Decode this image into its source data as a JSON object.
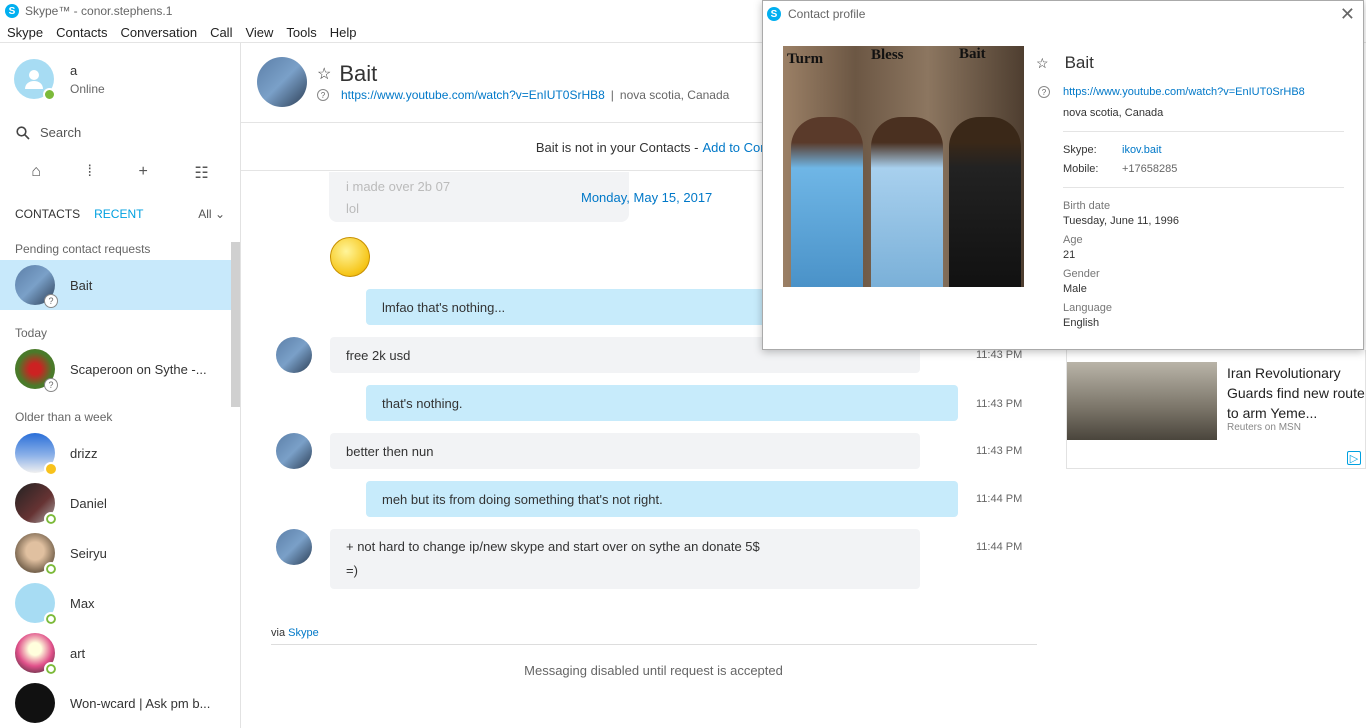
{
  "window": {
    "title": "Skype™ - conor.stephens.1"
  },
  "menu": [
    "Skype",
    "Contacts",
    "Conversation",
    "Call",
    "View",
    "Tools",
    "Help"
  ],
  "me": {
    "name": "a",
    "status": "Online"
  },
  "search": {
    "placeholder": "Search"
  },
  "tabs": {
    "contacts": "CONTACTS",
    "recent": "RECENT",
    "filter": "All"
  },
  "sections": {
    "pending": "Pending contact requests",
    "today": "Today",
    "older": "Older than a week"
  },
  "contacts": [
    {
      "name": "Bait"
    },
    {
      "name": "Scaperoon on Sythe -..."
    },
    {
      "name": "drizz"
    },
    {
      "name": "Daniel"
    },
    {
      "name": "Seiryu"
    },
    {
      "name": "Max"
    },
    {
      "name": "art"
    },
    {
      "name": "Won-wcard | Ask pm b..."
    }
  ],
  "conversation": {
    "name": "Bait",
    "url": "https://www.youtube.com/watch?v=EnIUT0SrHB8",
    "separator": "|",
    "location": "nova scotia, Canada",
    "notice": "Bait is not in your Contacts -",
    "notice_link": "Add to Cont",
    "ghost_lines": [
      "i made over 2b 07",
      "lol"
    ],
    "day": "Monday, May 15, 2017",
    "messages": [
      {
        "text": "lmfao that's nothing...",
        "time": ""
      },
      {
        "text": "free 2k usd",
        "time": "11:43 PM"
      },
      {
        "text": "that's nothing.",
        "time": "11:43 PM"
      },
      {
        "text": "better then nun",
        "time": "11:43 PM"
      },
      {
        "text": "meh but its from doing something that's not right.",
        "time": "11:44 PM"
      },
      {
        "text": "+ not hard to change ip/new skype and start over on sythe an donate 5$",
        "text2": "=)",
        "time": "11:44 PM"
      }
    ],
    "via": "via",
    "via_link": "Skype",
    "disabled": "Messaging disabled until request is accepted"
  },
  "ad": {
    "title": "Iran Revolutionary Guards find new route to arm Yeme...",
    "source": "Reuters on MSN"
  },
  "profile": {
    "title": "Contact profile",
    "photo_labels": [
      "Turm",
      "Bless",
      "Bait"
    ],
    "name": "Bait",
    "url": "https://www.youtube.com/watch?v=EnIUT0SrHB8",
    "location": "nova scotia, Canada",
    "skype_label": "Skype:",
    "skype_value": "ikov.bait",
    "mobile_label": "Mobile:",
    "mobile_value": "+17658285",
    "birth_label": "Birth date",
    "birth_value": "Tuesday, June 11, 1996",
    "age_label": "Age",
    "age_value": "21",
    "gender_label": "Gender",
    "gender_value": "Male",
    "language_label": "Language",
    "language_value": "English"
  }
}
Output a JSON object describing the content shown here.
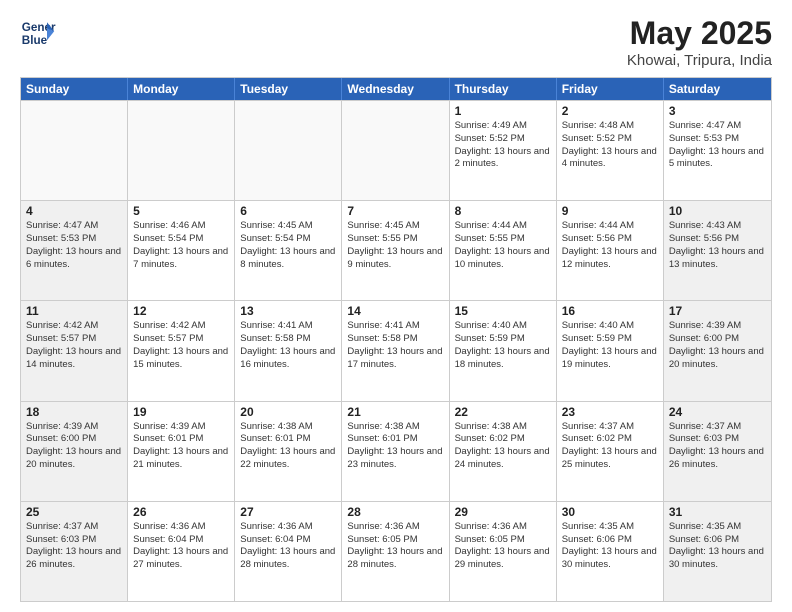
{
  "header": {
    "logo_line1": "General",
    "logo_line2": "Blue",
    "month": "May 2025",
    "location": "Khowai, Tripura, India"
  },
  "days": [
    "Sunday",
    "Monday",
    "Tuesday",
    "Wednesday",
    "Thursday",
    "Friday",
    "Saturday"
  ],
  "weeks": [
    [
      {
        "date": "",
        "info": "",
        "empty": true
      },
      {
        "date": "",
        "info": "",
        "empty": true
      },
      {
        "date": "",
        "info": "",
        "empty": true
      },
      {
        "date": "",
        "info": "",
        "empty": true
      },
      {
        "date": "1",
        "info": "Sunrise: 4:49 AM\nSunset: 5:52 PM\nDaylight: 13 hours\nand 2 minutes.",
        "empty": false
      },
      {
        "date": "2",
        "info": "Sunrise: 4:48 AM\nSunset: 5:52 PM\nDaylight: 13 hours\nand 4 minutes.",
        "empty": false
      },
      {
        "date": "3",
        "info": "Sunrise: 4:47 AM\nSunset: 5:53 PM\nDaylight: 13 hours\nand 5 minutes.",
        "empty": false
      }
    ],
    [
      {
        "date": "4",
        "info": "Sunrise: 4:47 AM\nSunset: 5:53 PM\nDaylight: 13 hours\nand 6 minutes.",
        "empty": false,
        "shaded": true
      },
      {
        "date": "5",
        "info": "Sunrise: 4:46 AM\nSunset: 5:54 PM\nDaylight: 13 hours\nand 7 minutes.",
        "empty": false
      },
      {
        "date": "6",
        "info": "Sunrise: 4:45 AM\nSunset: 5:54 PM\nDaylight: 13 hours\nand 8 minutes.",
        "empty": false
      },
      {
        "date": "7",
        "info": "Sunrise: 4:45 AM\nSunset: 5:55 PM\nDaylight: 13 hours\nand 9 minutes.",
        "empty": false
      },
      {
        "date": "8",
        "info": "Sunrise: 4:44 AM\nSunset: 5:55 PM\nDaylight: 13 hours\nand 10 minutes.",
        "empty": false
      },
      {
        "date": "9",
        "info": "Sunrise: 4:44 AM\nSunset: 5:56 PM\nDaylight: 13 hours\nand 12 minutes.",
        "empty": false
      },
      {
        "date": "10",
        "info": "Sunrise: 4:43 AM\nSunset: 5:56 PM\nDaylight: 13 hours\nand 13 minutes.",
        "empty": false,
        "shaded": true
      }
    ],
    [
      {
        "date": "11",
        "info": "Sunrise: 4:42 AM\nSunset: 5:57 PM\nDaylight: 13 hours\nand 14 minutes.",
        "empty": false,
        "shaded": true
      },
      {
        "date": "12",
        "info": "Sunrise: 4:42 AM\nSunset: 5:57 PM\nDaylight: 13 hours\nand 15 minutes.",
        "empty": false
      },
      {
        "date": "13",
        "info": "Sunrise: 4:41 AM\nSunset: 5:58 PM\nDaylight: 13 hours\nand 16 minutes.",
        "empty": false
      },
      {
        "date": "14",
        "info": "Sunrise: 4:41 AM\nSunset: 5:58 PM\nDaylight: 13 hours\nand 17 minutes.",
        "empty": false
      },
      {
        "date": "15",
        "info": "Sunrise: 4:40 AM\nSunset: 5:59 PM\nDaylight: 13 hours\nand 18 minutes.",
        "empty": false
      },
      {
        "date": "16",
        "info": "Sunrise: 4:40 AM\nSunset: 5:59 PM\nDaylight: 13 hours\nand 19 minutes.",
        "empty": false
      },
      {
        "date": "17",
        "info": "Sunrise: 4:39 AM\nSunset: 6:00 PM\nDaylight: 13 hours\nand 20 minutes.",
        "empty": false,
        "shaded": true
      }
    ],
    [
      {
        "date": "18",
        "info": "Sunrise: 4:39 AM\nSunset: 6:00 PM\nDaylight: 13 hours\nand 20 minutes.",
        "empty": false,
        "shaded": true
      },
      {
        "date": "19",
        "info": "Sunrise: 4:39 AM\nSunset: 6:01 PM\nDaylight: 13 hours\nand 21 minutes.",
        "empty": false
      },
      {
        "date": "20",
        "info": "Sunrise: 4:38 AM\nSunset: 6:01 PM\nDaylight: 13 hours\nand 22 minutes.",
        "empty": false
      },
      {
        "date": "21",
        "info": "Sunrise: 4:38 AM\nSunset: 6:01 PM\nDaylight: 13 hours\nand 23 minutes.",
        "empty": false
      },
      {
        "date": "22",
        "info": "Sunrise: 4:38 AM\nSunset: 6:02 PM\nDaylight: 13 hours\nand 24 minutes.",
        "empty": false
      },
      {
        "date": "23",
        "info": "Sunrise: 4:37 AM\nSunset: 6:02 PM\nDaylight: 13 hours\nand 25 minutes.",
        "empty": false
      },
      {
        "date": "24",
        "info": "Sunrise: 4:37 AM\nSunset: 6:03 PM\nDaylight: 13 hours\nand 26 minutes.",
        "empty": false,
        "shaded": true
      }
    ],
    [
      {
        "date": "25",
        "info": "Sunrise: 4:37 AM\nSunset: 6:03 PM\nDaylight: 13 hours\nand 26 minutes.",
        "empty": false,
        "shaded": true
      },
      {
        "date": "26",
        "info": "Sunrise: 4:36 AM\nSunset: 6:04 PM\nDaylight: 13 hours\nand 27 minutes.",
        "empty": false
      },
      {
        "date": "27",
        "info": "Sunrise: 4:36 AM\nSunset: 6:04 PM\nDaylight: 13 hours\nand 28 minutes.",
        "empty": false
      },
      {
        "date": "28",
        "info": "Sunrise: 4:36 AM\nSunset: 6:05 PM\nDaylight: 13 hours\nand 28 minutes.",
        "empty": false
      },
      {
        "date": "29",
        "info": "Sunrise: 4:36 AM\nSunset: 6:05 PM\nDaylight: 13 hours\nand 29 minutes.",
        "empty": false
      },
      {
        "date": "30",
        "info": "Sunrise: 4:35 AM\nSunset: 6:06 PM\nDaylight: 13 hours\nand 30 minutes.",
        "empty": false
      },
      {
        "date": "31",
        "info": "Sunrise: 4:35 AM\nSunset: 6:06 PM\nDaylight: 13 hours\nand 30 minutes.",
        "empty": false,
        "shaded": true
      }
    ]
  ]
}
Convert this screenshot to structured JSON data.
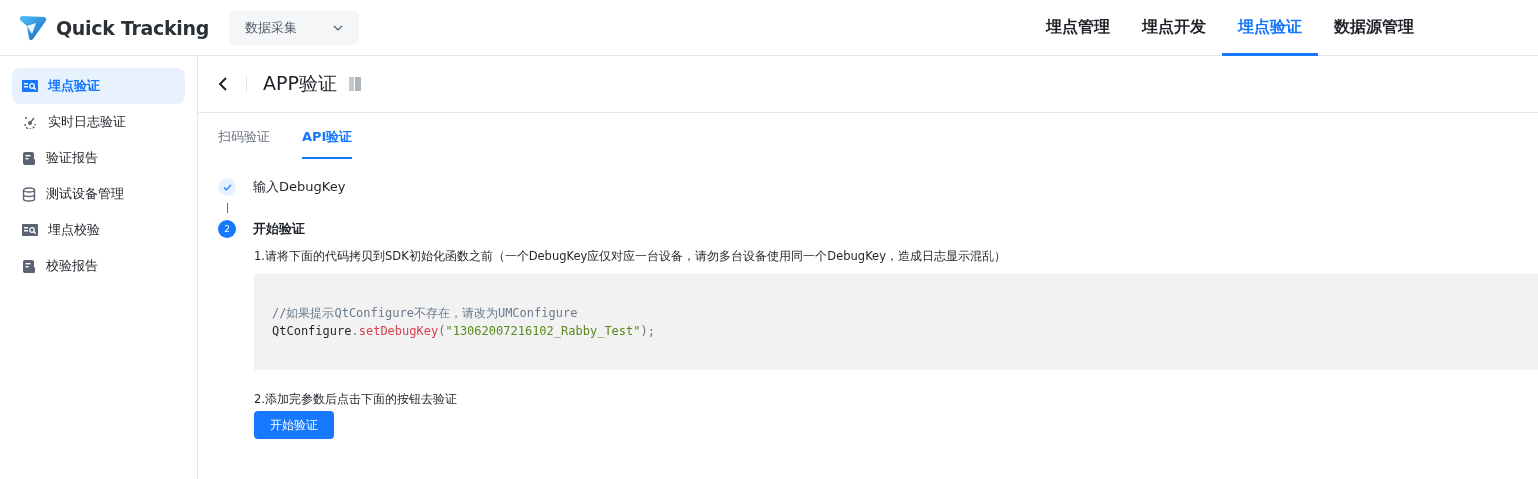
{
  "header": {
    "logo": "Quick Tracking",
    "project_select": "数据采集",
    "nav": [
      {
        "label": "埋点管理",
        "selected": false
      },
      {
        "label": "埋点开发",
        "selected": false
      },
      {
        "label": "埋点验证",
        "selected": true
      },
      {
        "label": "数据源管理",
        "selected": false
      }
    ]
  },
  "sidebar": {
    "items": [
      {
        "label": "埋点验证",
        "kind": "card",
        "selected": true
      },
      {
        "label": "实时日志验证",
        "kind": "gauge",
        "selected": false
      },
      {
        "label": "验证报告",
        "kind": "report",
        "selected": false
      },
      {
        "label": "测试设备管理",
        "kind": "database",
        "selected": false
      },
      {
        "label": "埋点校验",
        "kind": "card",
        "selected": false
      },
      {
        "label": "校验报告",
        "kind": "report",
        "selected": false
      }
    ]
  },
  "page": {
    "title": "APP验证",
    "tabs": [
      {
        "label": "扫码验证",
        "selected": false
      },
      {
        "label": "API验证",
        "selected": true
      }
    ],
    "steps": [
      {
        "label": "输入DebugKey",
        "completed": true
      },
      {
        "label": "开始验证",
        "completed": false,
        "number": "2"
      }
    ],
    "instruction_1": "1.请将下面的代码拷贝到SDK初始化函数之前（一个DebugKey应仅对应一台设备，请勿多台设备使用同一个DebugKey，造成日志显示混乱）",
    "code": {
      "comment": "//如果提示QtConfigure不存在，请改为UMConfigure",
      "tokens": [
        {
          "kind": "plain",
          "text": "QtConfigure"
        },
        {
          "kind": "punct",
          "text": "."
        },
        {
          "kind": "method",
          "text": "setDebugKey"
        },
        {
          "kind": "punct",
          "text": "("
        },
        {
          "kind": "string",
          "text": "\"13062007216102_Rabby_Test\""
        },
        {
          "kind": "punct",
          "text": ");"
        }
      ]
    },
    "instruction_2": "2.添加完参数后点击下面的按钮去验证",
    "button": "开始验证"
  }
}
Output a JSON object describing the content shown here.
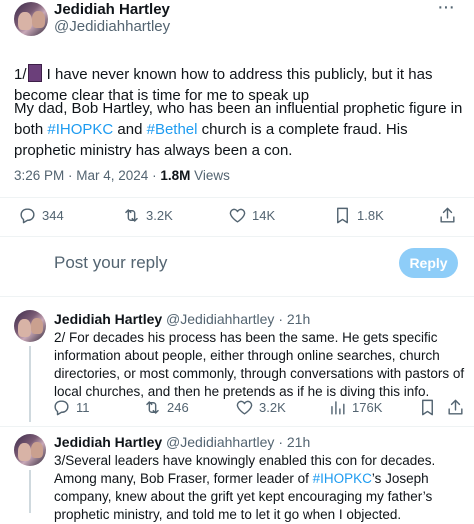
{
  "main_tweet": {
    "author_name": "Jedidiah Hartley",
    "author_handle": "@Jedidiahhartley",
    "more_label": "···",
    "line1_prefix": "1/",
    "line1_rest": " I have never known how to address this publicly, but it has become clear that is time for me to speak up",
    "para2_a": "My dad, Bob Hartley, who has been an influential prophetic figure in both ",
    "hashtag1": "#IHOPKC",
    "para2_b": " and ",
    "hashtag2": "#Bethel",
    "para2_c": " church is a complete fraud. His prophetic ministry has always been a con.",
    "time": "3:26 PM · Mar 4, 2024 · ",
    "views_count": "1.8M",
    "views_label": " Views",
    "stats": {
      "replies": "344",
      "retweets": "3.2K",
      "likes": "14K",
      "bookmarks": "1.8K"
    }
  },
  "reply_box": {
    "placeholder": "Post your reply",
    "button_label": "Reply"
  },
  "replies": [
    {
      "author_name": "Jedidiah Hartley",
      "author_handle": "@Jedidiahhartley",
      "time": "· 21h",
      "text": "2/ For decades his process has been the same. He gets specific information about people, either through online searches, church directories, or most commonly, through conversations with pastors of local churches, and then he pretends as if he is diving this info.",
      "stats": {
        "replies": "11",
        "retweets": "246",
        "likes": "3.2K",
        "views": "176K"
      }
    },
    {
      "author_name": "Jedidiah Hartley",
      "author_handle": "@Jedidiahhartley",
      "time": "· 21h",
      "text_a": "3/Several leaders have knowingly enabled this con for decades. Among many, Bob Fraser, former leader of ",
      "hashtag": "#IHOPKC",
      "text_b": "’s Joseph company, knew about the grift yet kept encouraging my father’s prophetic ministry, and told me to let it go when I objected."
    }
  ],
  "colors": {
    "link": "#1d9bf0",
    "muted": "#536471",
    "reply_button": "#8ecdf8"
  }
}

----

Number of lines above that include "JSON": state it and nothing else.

4